The men and women of the Coast Guard are strongly united with the communities in which they serve. As this is national volunteer week , Compass is highlighting a recent volunteer effort led by the crew of Coast Guard Cutter Boutwell .
Volunteering is a way for Coast Guardsmen to connect with those they serve, but for many sailors who go out to sea, the ability to connect with their community is easier said than done. Chief Petty Officer Steven Pacheco, a member of Coast Guard Cutter Boutwell’s engineering division, was determined to find that connection despite being underway, and led a project that connected his crew with a global community.
Working with the U.S. Embassy in Panama, Pacheco found a grade school that was in need of major repairs. Volunteers from Boutwell traveled to Chepo, Panama, a town located northeast of Panama City. The gratitude of the community was present the moment they arrived, as 600 schoolchildren lined the walls of the school to lead them to a welcoming ceremony, where the students shared traditional music and dance.
“I have volunteered for several community relations projects while visiting other countries and this was the most moving welcome I have ever experienced,” said Chief Petty Officer Erin Thorpe, a member of Boutwell’s operations department. “Being afforded the opportunity to go to a school and offer any assistance is a reward in itself, having the entire school embrace Boutwell volunteers is a gift that is beyond measurable.”
After the crew’s warm welcome, and the energy and excitement of the students, the volunteers had work to do. The volunteers broke up into teams focused on specific needs of the school.
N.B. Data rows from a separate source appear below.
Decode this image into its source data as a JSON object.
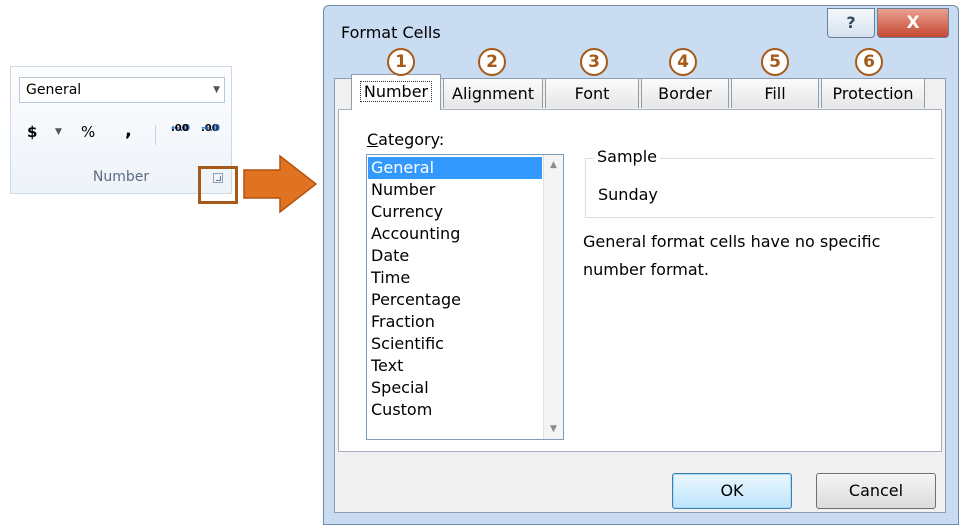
{
  "ribbon": {
    "number_format": "General",
    "currency_symbol": "$",
    "percent_symbol": "%",
    "comma_symbol": ",",
    "increase_decimal": ".00",
    "decrease_decimal": ".0",
    "increase_decimal_prefix": "←.0",
    "decrease_decimal_prefix": "→.0",
    "group_label": "Number",
    "highlight_color": "#a55a1a",
    "arrow_color": "#e0731f"
  },
  "dialog": {
    "title": "Format Cells",
    "help_glyph": "?",
    "close_glyph": "X",
    "tabs": [
      {
        "label": "Number",
        "badge": "1"
      },
      {
        "label": "Alignment",
        "badge": "2"
      },
      {
        "label": "Font",
        "badge": "3"
      },
      {
        "label": "Border",
        "badge": "4"
      },
      {
        "label": "Fill",
        "badge": "5"
      },
      {
        "label": "Protection",
        "badge": "6"
      }
    ],
    "category_label_first": "C",
    "category_label_rest": "ategory:",
    "categories": [
      "General",
      "Number",
      "Currency",
      "Accounting",
      "Date",
      "Time",
      "Percentage",
      "Fraction",
      "Scientific",
      "Text",
      "Special",
      "Custom"
    ],
    "selected_category": "General",
    "sample_label": "Sample",
    "sample_value": "Sunday",
    "description": "General format cells have no specific number format.",
    "ok_label": "OK",
    "cancel_label": "Cancel"
  }
}
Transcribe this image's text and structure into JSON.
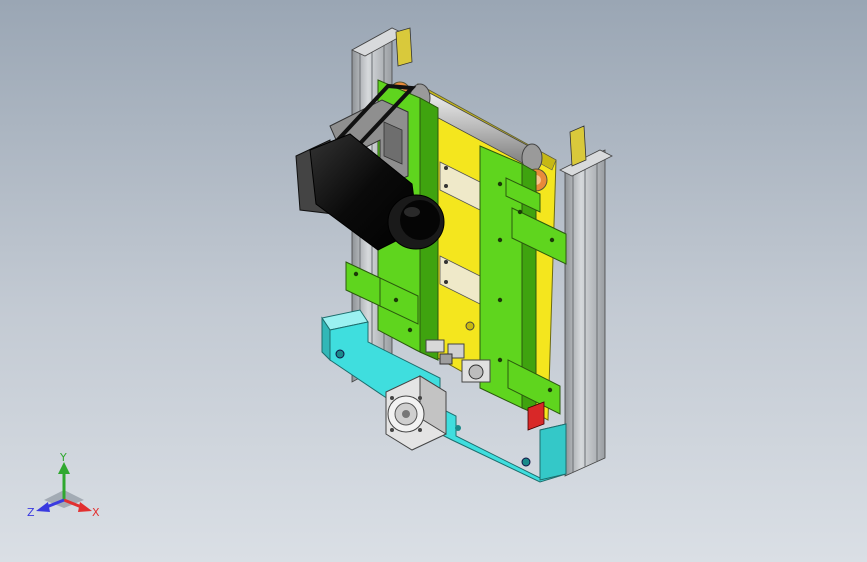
{
  "triad": {
    "x_label": "X",
    "y_label": "Y",
    "z_label": "Z",
    "x_color": "#e23030",
    "y_color": "#2fa82f",
    "z_color": "#3a3ae0"
  },
  "model_colors": {
    "green_plate": "#5fd51e",
    "yellow_belt": "#f4e61e",
    "cyan_base": "#3fdede",
    "aluminium": "#b8bcc0",
    "motor": "#111111",
    "orange_bearing": "#e88a3a",
    "red_stop": "#d82828"
  }
}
The meticulous work the crews use to maintain their ship was utilized on the school as volunteers completed tasks such as removing trash and debris from the schoolyard and moving cement rain gutters that required covers for the safety of the students.
Volunteer electrician’s mates spent the day using their critical skills to troubleshoot the schools electrical issues. While working around the school, the volunteers noticed some electrical safety hazards, specifically in the gym area where the children played, and were able to make those areas safer.
“In my 18-year career, and several ships and several port calls, this was by far the best community relations project that I have ever been part of,” said Pacheco. “To see the smile on those kid’s faces to play with them, to do things for their school was unbelievable.”
Petty Officer 2nd Class Marcel Cruz is a storekeeper aboard Boutwell, but also lends another key support role for the crew as the translator for their patrol. While there was a bond that was formed with the community, Cruz strengthened his bond with his crew, as he was urged to join the volunteer project by his shipmates.
“I feel proud and grateful for the experience,” said Cruz. “I can honestly say that my shipmates motivated me to participate in this event and seeing so many of them willing to participate during liberty was all I needed to make my decision.”
Boutwell, a high endurance cutter homeported in Alameda, Calif., has a reputation of being “The Best in the West,” and they proved that by not only succeeding in their mission, but also by helping out their global community.
“A primary purpose of our patrol is hemispheric security which supports improved public safety and citizen welfare,” said Capt. Thomas Crabbs, Boutwell’s commanding officer. “Panama and the United States share a strong and mutually beneficial partnership in that pursuit. It is always very rewarding when we can share our time and goodwill with the citizens of our partner nations.”